[What needs to be done] Go through the entries below and pick out every line with "Code".

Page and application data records
========================================================================
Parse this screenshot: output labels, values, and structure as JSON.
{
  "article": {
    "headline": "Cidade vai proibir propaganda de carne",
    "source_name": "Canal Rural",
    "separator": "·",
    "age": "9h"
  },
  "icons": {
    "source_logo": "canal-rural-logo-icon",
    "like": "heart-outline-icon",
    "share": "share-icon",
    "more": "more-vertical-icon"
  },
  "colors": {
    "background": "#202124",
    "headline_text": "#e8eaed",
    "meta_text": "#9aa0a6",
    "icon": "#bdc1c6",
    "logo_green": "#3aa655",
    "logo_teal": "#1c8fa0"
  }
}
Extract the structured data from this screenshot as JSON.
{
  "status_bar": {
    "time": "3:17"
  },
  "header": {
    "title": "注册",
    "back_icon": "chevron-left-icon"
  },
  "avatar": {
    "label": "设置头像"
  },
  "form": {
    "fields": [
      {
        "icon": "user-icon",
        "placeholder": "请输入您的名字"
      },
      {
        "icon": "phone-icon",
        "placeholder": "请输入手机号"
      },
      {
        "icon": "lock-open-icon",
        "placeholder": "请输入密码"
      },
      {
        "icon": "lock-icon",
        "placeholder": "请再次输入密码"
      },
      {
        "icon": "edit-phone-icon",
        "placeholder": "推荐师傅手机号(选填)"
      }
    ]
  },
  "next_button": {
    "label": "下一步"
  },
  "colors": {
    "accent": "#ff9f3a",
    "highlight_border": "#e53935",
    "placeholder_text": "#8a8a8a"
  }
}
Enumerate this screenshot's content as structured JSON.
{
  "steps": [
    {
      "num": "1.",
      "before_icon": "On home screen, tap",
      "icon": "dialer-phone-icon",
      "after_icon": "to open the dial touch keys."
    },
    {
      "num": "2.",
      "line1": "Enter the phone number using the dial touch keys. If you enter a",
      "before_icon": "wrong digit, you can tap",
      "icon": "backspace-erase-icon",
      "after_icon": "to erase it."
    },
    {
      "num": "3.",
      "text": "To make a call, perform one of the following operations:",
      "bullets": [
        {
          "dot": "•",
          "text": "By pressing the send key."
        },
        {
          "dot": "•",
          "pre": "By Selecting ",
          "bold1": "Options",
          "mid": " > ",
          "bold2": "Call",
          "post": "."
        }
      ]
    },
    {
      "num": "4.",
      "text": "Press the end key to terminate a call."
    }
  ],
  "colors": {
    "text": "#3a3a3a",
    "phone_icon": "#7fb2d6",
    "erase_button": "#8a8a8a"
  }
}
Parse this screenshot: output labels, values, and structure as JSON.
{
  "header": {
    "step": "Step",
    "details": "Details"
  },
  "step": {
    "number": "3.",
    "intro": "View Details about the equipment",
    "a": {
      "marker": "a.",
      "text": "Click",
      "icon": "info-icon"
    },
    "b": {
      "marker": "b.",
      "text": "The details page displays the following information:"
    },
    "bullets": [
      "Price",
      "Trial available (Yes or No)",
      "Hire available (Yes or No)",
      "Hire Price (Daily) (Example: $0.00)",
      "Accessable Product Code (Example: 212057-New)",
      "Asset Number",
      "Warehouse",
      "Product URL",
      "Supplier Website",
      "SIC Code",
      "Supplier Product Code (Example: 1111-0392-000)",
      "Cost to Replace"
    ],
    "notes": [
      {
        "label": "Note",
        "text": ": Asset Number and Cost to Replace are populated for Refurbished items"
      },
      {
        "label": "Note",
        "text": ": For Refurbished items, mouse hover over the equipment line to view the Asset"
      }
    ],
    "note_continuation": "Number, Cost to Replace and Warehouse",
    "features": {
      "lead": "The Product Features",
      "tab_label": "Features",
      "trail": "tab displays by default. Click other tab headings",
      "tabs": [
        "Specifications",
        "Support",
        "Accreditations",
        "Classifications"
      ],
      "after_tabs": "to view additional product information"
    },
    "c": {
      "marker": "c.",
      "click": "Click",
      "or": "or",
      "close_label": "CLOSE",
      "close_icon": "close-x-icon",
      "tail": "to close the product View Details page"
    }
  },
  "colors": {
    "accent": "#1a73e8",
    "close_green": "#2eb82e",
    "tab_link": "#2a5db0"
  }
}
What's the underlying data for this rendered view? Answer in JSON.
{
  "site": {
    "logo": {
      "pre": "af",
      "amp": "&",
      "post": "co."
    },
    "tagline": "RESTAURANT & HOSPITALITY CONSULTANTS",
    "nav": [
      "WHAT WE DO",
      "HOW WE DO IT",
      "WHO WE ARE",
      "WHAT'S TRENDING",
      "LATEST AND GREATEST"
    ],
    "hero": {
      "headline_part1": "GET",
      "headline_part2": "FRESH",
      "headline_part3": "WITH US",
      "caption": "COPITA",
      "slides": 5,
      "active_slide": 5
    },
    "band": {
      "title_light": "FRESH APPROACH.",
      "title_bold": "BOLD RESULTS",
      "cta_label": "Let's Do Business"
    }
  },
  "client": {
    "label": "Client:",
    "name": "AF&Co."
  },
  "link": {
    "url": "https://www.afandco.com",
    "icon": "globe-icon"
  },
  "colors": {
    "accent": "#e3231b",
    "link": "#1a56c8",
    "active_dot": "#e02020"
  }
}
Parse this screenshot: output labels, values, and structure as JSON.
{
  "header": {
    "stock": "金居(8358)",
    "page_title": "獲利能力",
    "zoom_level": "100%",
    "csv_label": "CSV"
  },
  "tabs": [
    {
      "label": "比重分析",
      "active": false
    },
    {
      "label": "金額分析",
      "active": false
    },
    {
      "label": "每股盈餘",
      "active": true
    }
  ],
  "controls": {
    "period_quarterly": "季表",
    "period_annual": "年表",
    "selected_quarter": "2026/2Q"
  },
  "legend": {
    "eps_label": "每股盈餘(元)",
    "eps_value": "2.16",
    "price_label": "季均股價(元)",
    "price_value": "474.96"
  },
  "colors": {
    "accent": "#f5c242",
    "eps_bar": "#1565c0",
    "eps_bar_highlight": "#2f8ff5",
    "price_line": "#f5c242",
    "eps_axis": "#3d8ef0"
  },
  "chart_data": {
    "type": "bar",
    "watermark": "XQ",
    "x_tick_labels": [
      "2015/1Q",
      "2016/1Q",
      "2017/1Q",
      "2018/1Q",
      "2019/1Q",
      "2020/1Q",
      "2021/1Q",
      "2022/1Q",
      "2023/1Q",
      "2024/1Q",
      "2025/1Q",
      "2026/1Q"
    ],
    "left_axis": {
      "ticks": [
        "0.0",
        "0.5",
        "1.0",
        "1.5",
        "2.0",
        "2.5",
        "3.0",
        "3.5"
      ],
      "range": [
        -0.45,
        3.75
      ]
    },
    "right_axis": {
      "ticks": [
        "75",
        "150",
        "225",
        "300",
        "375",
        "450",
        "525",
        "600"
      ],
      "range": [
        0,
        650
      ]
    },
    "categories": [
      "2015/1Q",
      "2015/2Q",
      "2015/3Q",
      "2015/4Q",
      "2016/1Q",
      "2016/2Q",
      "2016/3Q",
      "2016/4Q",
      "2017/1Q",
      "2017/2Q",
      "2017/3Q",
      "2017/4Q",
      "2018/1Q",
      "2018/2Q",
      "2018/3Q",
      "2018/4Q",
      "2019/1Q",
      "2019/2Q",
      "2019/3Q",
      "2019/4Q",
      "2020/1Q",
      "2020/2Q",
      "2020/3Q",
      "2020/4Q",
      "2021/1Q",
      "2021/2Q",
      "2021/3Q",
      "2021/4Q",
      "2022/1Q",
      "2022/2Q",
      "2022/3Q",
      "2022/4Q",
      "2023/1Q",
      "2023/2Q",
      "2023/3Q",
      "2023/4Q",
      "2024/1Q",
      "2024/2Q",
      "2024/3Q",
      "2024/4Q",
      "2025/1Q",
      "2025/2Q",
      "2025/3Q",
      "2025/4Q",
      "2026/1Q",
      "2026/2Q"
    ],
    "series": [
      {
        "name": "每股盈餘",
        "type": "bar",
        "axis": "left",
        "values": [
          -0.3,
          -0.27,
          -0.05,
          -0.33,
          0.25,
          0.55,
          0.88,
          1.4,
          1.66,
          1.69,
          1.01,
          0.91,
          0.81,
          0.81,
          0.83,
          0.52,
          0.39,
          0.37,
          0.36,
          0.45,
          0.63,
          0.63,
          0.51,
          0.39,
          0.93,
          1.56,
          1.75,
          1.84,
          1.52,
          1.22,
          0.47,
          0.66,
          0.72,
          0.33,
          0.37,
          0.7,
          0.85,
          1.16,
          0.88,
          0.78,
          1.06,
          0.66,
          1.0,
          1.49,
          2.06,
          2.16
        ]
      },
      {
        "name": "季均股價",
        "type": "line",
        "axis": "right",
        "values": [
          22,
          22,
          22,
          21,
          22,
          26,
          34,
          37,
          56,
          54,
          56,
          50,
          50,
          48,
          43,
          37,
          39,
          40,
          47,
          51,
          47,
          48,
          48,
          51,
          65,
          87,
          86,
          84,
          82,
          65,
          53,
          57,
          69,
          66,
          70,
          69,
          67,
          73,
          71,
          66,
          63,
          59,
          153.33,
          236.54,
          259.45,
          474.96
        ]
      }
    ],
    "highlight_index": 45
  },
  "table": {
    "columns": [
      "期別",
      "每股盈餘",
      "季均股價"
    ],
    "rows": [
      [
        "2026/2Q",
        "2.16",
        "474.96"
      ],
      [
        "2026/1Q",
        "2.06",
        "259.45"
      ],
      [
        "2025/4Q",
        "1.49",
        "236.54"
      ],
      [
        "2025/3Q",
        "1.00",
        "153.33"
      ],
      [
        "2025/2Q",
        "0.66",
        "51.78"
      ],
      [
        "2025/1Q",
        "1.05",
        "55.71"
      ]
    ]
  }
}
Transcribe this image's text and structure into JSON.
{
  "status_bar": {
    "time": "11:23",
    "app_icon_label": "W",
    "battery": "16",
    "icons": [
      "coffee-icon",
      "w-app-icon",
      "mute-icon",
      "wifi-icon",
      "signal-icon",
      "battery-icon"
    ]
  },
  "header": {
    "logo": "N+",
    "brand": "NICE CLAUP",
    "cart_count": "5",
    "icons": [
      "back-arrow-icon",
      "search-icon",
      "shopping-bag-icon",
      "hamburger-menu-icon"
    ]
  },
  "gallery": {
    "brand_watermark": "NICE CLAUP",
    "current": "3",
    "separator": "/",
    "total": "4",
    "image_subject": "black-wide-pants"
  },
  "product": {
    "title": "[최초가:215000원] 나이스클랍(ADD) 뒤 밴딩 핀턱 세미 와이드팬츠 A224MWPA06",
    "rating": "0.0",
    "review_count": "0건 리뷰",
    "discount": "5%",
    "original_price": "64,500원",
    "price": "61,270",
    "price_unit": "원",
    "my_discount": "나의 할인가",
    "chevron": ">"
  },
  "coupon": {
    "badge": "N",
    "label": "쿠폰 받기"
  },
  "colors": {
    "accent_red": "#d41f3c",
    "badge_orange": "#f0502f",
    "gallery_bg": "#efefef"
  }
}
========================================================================
[Output]
      "Accessable Product Code (Example: 212057-New)",
      "SIC Code",
      "Supplier Product Code (Example: 1111-0392-000)",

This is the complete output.